the Second Ecumenical Council of

Nicaea in 787 a.d. (2131).


The divinization of

a creature in place of God; the

substitution of some one (or thing)

for God; worshiping a creature

(even money, pleasure, or power)

instead of the Creator (2112).


The dogma proclaimed in

Christian Tradition and defined in

1854, that from the first moment

of her conception, Mary—by

the singular grace of God and

by virtue of the merits of Jesus

Christ—was preserved immune

from original sin (491).


The quality of

the spiritual human soul whereby

it survives the death of the body

and remains in existence without

end, to be reunited with the body

at the final resurrection (366).


An obstacle that

makes a person ineligible for

performing an act or receiving a

sacrament, e.g., Holy Orders or

Matrimony (cf. 1635).


The fact that

the Son of God assumed human

nature and became man in order

to accomplish our salvation in that

same human nature. Jesus Christ,

the Son of God, the second Person

of the Trinity, is both true God and

true man, not part God and part

man (461, 464).


The willful

refusal to assent to revealed truth,

or even the neglect of this truth



The remission

before God of the temporal

punishment due to sin whose

guilt has already been forgiven.

A properly disposed member of

the Christian faithful can obtain

an indulgence under prescribed

conditions through the help of the

Church which, as the minister of

redemption, dispenses and applies

with authority the treasury of the

satisfactions of Christ and the

saints.
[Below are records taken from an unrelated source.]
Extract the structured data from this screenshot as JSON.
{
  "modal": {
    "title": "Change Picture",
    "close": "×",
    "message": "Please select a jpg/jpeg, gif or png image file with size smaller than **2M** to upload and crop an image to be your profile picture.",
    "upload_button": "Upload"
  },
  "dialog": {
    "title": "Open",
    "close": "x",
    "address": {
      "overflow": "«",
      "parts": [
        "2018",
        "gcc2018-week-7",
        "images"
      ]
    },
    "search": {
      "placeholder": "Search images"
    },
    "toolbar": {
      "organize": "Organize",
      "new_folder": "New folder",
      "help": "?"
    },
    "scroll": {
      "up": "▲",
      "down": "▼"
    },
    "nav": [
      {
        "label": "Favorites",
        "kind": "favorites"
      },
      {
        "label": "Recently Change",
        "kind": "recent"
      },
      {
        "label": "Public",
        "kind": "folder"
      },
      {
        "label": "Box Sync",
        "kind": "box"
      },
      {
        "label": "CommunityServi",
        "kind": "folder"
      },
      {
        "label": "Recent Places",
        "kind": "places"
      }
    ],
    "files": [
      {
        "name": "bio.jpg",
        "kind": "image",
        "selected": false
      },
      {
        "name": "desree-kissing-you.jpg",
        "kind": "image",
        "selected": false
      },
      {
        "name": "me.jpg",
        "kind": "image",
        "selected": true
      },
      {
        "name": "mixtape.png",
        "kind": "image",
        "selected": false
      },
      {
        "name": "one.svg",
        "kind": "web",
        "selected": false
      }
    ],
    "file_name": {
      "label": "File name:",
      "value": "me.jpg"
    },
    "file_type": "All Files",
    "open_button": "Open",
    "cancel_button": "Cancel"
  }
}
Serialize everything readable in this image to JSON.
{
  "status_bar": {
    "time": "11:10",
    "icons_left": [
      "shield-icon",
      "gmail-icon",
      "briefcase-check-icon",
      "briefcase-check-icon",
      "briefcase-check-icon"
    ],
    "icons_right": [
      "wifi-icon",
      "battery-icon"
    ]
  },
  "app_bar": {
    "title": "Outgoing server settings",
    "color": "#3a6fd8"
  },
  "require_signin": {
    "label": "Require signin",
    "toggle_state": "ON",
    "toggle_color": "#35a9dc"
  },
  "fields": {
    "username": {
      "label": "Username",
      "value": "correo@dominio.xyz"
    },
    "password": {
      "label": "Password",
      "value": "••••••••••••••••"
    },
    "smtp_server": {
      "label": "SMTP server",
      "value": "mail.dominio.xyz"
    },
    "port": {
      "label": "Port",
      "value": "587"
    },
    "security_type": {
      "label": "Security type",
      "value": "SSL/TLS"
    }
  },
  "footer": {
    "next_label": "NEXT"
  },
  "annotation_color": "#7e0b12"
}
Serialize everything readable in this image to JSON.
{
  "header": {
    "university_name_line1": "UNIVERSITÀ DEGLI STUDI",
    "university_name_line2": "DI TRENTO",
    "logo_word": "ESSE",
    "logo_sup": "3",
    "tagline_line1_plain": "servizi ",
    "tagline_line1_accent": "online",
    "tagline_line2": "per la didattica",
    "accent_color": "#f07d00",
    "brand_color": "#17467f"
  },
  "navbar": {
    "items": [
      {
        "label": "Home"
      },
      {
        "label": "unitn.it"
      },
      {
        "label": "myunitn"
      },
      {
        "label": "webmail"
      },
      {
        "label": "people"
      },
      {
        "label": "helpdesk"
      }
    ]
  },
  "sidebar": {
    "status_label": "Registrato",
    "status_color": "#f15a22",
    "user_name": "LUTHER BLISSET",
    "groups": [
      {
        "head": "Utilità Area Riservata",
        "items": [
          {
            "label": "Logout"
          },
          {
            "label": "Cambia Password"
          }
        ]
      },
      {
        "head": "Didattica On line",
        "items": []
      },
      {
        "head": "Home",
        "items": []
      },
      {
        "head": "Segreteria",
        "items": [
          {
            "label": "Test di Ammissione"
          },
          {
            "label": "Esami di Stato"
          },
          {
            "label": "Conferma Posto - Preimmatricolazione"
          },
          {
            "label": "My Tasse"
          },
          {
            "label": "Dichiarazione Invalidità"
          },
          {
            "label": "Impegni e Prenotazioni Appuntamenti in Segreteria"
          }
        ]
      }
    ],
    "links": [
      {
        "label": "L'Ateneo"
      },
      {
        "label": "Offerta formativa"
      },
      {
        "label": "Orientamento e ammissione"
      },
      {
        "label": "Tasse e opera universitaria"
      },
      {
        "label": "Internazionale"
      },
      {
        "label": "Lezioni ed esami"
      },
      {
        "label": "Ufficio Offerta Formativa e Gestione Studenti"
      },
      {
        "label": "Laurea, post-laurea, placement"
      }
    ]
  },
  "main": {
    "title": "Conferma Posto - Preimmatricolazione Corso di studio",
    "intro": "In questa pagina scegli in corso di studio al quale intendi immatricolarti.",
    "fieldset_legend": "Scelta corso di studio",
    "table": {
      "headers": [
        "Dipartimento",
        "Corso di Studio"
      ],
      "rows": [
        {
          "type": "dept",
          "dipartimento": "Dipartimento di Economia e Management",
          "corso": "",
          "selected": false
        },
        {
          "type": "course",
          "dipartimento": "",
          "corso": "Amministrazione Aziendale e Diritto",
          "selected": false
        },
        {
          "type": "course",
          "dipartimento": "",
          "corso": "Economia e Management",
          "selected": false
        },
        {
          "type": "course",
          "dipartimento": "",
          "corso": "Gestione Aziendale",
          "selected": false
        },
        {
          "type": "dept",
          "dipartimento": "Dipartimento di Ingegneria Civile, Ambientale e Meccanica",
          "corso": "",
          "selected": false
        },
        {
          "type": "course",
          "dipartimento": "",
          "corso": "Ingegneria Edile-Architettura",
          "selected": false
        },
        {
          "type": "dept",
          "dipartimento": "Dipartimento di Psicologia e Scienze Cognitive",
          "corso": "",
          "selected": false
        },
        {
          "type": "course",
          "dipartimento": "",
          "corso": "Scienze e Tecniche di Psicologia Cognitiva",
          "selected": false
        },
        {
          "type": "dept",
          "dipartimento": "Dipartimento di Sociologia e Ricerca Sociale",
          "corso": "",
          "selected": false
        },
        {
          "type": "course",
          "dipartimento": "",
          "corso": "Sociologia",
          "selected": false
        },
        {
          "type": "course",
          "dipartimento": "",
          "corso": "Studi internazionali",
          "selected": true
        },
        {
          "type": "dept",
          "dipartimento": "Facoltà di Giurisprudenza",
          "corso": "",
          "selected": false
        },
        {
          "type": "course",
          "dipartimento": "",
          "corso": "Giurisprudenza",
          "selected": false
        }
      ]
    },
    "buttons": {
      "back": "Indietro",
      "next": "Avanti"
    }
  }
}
An indulgence is partial if

it removes part of the temporal

punishment due to sin, or plenary

if it removes all punishment



The attribute of the

books of Scripture whereby they

faithfully and without error teach

that truth which God, for the

sake of our salvation, wished to

have confided through the Sacred

Scriptures (107).


The gift of the

Holy Spirit to the Church whereby

the pastors of the Church, the

pope and bishops in union with

him, can definitively proclaim a

doctrine of faith or morals for the

belief of the faithful (891). This

gift is related to the inability of the

whole body of the faithful to err in

matters of faith and morals (92).



foundations of every Christian life

laid by the Sacraments of Baptism,

Confirmation, and Eucharist. The

process by which a non-baptized

person is prepared to become

a full member of the Church is

called the catechumenate, which

was restored in the Latin Church

by the Second Vatican Council,

and whose distinct stages and

rites are found in the

Rite of

Christian Initiation of Adults